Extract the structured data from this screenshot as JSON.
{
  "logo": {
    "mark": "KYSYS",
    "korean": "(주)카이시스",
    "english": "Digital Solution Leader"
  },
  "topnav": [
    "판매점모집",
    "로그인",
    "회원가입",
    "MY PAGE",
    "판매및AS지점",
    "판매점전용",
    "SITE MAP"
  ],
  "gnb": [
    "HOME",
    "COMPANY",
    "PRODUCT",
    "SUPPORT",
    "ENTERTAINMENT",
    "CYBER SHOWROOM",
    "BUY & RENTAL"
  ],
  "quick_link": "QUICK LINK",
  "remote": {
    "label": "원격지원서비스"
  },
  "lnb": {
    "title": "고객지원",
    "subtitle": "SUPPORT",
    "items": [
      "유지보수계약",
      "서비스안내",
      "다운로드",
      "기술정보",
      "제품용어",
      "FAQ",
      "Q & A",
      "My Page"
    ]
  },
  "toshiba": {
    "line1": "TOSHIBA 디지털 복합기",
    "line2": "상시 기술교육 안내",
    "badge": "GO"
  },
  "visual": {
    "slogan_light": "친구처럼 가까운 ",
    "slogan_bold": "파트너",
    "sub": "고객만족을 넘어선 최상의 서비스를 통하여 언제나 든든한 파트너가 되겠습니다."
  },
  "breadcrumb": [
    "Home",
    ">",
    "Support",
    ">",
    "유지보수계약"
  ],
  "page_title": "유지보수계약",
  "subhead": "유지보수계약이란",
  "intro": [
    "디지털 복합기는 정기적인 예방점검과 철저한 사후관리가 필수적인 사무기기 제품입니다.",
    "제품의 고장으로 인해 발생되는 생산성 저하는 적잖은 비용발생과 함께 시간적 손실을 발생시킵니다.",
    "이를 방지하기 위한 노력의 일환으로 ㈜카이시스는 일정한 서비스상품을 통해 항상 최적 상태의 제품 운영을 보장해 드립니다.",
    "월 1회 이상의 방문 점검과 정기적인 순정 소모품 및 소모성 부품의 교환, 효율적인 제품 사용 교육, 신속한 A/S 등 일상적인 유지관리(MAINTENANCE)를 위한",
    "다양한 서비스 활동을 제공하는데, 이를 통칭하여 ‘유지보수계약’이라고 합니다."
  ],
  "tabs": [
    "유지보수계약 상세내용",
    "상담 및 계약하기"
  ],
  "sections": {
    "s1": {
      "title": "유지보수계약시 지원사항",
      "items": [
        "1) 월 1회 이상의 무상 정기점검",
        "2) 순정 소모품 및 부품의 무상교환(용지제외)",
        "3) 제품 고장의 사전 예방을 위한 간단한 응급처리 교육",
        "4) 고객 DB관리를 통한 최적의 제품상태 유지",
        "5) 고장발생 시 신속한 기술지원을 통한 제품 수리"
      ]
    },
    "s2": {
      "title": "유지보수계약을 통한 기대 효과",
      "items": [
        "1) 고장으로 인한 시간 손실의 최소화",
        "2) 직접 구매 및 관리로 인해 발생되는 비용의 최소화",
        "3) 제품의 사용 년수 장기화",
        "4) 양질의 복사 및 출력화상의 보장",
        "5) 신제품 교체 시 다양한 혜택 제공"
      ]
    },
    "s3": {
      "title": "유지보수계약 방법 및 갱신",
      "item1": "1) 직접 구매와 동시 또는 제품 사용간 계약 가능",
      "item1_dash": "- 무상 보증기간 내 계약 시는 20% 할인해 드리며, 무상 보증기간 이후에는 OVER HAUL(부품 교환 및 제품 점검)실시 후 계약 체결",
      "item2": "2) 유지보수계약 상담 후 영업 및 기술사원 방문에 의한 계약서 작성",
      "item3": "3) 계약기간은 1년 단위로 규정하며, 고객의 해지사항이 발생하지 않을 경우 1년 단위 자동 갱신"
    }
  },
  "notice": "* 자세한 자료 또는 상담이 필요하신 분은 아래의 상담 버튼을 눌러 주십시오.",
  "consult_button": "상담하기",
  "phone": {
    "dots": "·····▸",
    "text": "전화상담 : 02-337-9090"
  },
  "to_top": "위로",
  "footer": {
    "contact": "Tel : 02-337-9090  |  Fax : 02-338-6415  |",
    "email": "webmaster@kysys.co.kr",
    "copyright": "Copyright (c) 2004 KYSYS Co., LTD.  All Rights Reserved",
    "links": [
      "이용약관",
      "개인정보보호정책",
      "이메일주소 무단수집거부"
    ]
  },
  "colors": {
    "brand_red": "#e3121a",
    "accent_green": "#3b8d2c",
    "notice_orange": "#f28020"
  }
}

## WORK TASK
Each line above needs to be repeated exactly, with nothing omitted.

## SOLUTION TO THIS PROBLEM
Extract the structured data from this screenshot as JSON.
{
  "logo": {
    "mark": "KYSYS",
    "korean": "(주)카이시스",
    "english": "Digital Solution Leader"
  },
  "topnav": [
    "판매점모집",
    "로그인",
    "회원가입",
    "MY PAGE",
    "판매및AS지점",
    "판매점전용",
    "SITE MAP"
  ],
  "gnb": [
    "HOME",
    "COMPANY",
    "PRODUCT",
    "SUPPORT",
    "ENTERTAINMENT",
    "CYBER SHOWROOM",
    "BUY & RENTAL"
  ],
  "quick_link": "QUICK LINK",
  "remote": {
    "label": "원격지원서비스"
  },
  "lnb": {
    "title": "고객지원",
    "subtitle": "SUPPORT",
    "items": [
      "유지보수계약",
      "서비스안내",
      "다운로드",
      "기술정보",
      "제품용어",
      "FAQ",
      "Q & A",
      "My Page"
    ]
  },
  "toshiba": {
    "line1": "TOSHIBA 디지털 복합기",
    "line2": "상시 기술교육 안내",
    "badge": "GO"
  },
  "visual": {
    "slogan_light": "친구처럼 가까운 ",
    "slogan_bold": "파트너",
    "sub": "고객만족을 넘어선 최상의 서비스를 통하여 언제나 든든한 파트너가 되겠습니다."
  },
  "breadcrumb": [
    "Home",
    ">",
    "Support",
    ">",
    "유지보수계약"
  ],
  "page_title": "유지보수계약",
  "subhead": "유지보수계약이란",
  "intro": [
    "디지털 복합기는 정기적인 예방점검과 철저한 사후관리가 필수적인 사무기기 제품입니다.",
    "제품의 고장으로 인해 발생되는 생산성 저하는 적잖은 비용발생과 함께 시간적 손실을 발생시킵니다.",
    "이를 방지하기 위한 노력의 일환으로 ㈜카이시스는 일정한 서비스상품을 통해 항상 최적 상태의 제품 운영을 보장해 드립니다.",
    "월 1회 이상의 방문 점검과 정기적인 순정 소모품 및 소모성 부품의 교환, 효율적인 제품 사용 교육, 신속한 A/S 등 일상적인 유지관리(MAINTENANCE)를 위한",
    "다양한 서비스 활동을 제공하는데, 이를 통칭하여 ‘유지보수계약’이라고 합니다."
  ],
  "tabs": [
    "유지보수계약 상세내용",
    "상담 및 계약하기"
  ],
  "sections": {
    "s1": {
      "title": "유지보수계약시 지원사항",
      "items": [
        "1) 월 1회 이상의 무상 정기점검",
        "2) 순정 소모품 및 부품의 무상교환(용지제외)",
        "3) 제품 고장의 사전 예방을 위한 간단한 응급처리 교육",
        "4) 고객 DB관리를 통한 최적의 제품상태 유지",
        "5) 고장발생 시 신속한 기술지원을 통한 제품 수리"
      ]
    },
    "s2": {
      "title": "유지보수계약을 통한 기대 효과",
      "items": [
        "1) 고장으로 인한 시간 손실의 최소화",
        "2) 직접 구매 및 관리로 인해 발생되는 비용의 최소화",
        "3) 제품의 사용 년수 장기화",
        "4) 양질의 복사 및 출력화상의 보장",
        "5) 신제품 교체 시 다양한 혜택 제공"
      ]
    },
    "s3": {
      "title": "유지보수계약 방법 및 갱신",
      "item1": "1) 직접 구매와 동시 또는 제품 사용간 계약 가능",
      "item1_dash": "- 무상 보증기간 내 계약 시는 20% 할인해 드리며, 무상 보증기간 이후에는 OVER HAUL(부품 교환 및 제품 점검)실시 후 계약 체결",
      "item2": "2) 유지보수계약 상담 후 영업 및 기술사원 방문에 의한 계약서 작성",
      "item3": "3) 계약기간은 1년 단위로 규정하며, 고객의 해지사항이 발생하지 않을 경우 1년 단위 자동 갱신"
    }
  },
  "notice": "* 자세한 자료 또는 상담이 필요하신 분은 아래의 상담 버튼을 눌러 주십시오.",
  "consult_button": "상담하기",
  "phone": {
    "dots": "·····▸",
    "text": "전화상담 : 02-337-9090"
  },
  "to_top": "위로",
  "footer": {
    "contact": "Tel : 02-337-9090  |  Fax : 02-338-6415  |",
    "email": "webmaster@kysys.co.kr",
    "copyright": "Copyright (c) 2004 KYSYS Co., LTD.  All Rights Reserved",
    "links": [
      "이용약관",
      "개인정보보호정책",
      "이메일주소 무단수집거부"
    ]
  },
  "colors": {
    "brand_red": "#e3121a",
    "accent_green": "#3b8d2c",
    "notice_orange": "#f28020"
  }
}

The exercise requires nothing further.